Requirement: Go through the entries below and collect each line with the string "label" in it.

(Page and application data records)
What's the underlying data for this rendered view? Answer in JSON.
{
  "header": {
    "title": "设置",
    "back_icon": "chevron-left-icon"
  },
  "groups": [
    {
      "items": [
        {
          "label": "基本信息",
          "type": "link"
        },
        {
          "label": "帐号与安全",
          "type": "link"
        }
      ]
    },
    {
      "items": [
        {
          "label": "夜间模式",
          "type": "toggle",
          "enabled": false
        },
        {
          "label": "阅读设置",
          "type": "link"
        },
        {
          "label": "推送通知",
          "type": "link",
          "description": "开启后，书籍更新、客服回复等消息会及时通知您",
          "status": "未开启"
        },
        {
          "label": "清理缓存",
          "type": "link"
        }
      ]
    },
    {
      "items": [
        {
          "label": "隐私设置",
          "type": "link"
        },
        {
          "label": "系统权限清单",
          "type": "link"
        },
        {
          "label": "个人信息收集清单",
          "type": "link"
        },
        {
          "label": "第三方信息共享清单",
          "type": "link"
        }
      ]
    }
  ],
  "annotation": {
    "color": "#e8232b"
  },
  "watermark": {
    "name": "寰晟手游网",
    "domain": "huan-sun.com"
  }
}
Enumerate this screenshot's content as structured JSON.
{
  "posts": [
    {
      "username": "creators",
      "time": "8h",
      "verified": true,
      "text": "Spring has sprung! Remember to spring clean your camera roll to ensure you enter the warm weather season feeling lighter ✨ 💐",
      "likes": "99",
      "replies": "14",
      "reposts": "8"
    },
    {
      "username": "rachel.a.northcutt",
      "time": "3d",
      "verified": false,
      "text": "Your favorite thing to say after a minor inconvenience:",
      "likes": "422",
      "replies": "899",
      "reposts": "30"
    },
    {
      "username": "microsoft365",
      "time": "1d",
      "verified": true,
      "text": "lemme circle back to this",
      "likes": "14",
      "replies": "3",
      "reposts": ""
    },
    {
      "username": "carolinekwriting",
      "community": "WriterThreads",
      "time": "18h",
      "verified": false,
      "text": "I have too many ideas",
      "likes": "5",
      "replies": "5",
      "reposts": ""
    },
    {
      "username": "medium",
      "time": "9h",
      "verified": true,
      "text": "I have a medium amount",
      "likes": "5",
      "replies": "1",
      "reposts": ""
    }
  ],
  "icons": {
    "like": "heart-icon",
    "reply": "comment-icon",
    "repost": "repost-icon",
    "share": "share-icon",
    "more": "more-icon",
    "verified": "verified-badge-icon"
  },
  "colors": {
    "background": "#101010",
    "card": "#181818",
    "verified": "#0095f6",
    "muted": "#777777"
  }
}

Solution for this exercise:
          "label": "基本信息",
          "label": "帐号与安全",
          "label": "夜间模式",
          "label": "阅读设置",
          "label": "推送通知",
          "label": "清理缓存",
          "label": "隐私设置",
          "label": "系统权限清单",
          "label": "个人信息收集清单",
          "label": "第三方信息共享清单",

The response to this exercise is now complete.